Parents will need to determine with whom the children will live and how the other parent will visit with the children. Oftentimes, parents are able to work out a mutually agreeable solution, known as a "parenting plan," for the custody of the children. If parents cannot reach an agreement on child custody themselves, the court can make a decision based on evaluating what is in the best interests of the child. Ultimately, the court will issue a custody order which will dictate how, when, and under what circumstances the parents of the child have custody or visitation rights with their child.
If the parents choose to agree upon a parenting plan, the steps they will need to complete are the following:
On the other hand, if the parents are unable to agree on a parenting plan and require court intervention, a custody order must be requested and obtained. This is done by opening a family law case with the court. Having an open family law case is required before requesting a custody order. The following types of family law cases can be started in order to request a custody order:
See Working Together to Resolve Custody for more details.
Once a family law case is opened, one parent may request a custody order by completing the following steps:
Please note, that unless there is a signed court order from a judge, a parent does not have an enforceable custody order. It is important that a judge signs a custody order whether or not the other parent agrees to a parenting plan.

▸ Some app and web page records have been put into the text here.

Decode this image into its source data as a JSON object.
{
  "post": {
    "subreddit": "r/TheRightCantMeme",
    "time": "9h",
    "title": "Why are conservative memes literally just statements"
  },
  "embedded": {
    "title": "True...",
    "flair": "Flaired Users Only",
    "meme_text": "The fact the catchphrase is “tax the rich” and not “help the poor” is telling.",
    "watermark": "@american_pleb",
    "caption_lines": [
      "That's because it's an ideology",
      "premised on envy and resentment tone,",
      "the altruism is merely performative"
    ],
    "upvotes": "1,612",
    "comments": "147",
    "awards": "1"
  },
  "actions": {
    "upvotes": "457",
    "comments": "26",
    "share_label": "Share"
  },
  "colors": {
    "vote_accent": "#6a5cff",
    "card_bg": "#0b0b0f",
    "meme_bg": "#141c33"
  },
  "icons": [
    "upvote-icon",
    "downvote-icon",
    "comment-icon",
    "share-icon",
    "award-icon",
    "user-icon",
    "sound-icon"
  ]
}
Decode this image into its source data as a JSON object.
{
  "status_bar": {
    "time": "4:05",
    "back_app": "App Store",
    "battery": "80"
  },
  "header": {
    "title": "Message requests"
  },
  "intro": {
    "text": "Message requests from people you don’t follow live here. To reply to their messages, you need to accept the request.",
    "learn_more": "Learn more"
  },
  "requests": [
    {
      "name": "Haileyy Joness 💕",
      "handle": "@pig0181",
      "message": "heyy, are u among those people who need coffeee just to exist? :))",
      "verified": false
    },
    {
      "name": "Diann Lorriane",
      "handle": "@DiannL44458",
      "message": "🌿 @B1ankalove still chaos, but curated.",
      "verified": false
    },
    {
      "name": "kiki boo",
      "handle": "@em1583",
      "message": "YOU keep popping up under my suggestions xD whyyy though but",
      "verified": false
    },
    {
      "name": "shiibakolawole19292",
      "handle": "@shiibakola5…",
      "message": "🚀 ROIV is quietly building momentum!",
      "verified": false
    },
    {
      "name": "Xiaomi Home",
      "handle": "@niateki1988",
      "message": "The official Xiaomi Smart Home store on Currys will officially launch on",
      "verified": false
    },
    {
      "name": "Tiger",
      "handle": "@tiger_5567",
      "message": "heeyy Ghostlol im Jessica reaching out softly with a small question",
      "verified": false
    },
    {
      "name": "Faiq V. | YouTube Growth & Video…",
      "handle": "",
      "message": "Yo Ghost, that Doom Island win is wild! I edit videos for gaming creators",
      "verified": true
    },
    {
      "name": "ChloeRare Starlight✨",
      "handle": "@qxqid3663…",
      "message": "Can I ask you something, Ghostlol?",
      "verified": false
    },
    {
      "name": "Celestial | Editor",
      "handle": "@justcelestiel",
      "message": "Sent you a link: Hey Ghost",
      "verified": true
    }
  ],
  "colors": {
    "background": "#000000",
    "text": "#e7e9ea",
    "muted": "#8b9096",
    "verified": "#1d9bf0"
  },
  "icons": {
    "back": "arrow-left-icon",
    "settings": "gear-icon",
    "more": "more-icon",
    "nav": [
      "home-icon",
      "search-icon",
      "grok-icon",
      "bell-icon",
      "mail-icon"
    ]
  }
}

Contact a California child custody lawyer if you have additional questions about California child custody procedure or need legal counsel.
Contact a qualified attorney.